The Telecom Regulatory Authority of India (TRAI) would have to determine tariff plans of telecom and Internet service providers to uphold Net Neutrality, as stakeholders differ on zero rating plans, a government-appointed telecom panel said on Thursday. Also Read - Airtel 5G Mumbai trials show download speeds of 1.2Gbps, upload at 850Mbps
“Before a licensee launches any tariff plan, including zero rating, the same would need to be filed before TRAI within a reasonable period prior to the launch of the plan,” the Department of Telecom (DoT) committee on Net Neutrality said in its recommendations to the government. Also Read - Jio maintains lead in 4G download speed, Vi in upload in May: TRAI
The committee was set up on January 19, to examine Net Neutrality on providing Over-the-Top (OTT) services by telecom service providers and internet providers (TSPs/ISPs) in the absence of consensus among stakeholders. “TRAI would examine each such tariff filing to see if conforms to the principles of Net Neutrality and that it is not anti-competitive by distorting consumer markets,” the report said. Also Read - Let our firms take part in 5G trials, China tells India
After considering opinions of Net Neutrality proponents and network operators, the panel said the tariff plans would have a deemed approval clause if the regulator (TRAI) does not decide within a reasonable period. “This would ensure balance of interests protecting the liberty of TSPs/ISPs to design specific tariff plans attuned to specific customer demands and ensure that the principles of Net Neutrality are not breached,” the report said. With increasing costs of service and greater pressure on bottomlines, TSPs and ISPs have resorted to creating tariff plans that charges for usage based on the content or applications sourced by a user.
Differential data tariff plans linked to type of usage and zero rating plans are a few examples. These actions in tweaking tariff plans disturb user choice and market provision, which has serious implications on Net Neutrality. Under section 11(1)(c) of the TRAI Act, 1997, determining tariff is a function of the regulatory and lies within its jurisdictional domain. Currently, the watchdog follows a policy of forbearance for telecom services where competition is subject to the condition that all tariff plans need to be reported to it.
TRAI examines tariff plans and intervenes if there is a breach in any of its regulations. It, however, does not examine the tariff plans from the viewpoint of Net Neutrality principles. Large OTT players say zero rating helps to increase Internet penetration because Internet access is offered free. For instance, Internet.org, a partnership between social networking services firm Facebook and six global telecos (Samsung, Ericsson, MediaTex, Opera Software, Nokia and Qualcomm) is free to users, free to operators and open to any operator, with a view to provide affordable access. On the other hand, smaller OTT players consider zero rating as discriminatory and against the principles of Net Neutrality because they feel that they don’t have the resources to enter into such arrangements with TSPs/ISPs, which also influence consumer choice to prefer free content over others.
Telecom service providers have started facing competition from unlicensed application platforms (OTT players), in their traditional voice communication field.
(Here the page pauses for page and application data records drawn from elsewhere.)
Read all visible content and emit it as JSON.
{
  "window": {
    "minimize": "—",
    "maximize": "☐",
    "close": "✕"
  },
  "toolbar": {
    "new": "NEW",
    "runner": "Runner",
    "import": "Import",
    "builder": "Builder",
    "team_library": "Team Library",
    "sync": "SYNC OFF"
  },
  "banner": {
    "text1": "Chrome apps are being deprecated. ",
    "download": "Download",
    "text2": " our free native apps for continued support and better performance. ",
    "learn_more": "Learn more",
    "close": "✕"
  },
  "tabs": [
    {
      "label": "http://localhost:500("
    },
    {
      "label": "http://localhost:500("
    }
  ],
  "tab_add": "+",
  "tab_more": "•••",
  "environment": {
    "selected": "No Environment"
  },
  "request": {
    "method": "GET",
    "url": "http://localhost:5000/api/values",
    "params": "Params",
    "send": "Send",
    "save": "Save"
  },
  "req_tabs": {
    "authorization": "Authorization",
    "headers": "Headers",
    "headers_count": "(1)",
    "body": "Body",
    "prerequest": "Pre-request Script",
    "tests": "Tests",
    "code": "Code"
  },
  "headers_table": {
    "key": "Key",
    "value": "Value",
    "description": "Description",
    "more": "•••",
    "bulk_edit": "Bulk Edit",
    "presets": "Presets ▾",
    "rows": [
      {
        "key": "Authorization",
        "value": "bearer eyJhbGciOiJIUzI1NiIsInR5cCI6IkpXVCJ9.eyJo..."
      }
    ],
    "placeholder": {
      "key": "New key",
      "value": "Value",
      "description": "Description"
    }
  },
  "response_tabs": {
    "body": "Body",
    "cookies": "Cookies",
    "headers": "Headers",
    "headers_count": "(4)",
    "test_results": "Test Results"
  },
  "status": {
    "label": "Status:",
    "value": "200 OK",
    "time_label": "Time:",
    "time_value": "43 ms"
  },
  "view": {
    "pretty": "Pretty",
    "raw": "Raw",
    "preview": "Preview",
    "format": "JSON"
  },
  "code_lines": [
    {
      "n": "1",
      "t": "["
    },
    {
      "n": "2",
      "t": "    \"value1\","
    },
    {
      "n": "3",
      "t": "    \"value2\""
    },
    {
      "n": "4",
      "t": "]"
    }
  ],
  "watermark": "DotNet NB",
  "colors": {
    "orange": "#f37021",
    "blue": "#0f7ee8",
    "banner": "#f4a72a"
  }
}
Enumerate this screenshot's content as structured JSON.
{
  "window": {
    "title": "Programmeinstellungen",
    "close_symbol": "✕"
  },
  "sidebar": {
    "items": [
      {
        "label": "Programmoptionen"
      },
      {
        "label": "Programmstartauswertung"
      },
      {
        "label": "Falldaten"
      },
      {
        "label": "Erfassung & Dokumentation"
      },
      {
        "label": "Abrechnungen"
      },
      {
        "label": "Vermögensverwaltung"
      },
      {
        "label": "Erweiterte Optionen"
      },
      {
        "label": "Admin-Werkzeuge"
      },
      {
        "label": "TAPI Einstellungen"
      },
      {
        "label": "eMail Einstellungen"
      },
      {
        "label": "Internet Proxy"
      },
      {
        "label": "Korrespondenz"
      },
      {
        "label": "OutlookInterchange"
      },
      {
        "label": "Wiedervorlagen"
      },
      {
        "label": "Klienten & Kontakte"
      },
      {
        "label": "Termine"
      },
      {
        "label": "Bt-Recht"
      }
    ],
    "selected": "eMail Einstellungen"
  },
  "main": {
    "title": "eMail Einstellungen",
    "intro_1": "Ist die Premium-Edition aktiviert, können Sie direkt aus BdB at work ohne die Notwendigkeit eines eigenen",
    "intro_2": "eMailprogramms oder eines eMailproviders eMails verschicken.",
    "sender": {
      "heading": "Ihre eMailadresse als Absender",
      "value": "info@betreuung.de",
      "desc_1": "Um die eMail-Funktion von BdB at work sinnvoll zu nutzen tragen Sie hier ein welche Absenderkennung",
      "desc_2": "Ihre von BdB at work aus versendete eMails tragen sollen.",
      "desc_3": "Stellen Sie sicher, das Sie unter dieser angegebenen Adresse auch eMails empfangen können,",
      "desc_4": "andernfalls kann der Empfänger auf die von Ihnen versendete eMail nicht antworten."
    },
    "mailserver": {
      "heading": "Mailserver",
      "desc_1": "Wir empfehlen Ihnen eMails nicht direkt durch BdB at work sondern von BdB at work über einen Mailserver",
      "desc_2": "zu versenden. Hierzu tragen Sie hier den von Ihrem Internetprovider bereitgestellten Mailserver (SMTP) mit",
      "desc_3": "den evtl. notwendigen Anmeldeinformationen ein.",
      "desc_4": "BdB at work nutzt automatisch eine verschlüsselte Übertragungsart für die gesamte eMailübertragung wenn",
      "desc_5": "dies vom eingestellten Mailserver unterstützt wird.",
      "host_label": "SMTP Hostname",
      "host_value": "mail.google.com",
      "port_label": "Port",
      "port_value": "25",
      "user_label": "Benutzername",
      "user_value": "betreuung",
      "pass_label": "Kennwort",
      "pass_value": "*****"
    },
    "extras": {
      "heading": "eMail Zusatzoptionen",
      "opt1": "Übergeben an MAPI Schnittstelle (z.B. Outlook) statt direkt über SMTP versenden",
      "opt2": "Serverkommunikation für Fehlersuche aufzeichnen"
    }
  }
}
With an objective of enhancing revenue streams and to face competition from OTT players, TSPs have been exploring opportunities for generating revenues from users and content providers. The Multi-stakeholder Advisory Group (MAG) members are of the view that zero rating should be market specific and not TSP/ISP specific and allowed with some regulation and not only on the content but also on the pipe/download.
According to industry associations, zero rating is a commercial arrangement and not related to Net Neutrality. “Zero rating favours sites, services and applications having the ability to strike deals with TSPs/ISPs, which may not have any incentive in entering into commercial tie-ups with firms that have a small market share,” the report said citing the industry view. Such practices constitute an entry barrier to small start-ups in a competitive market for applications and services.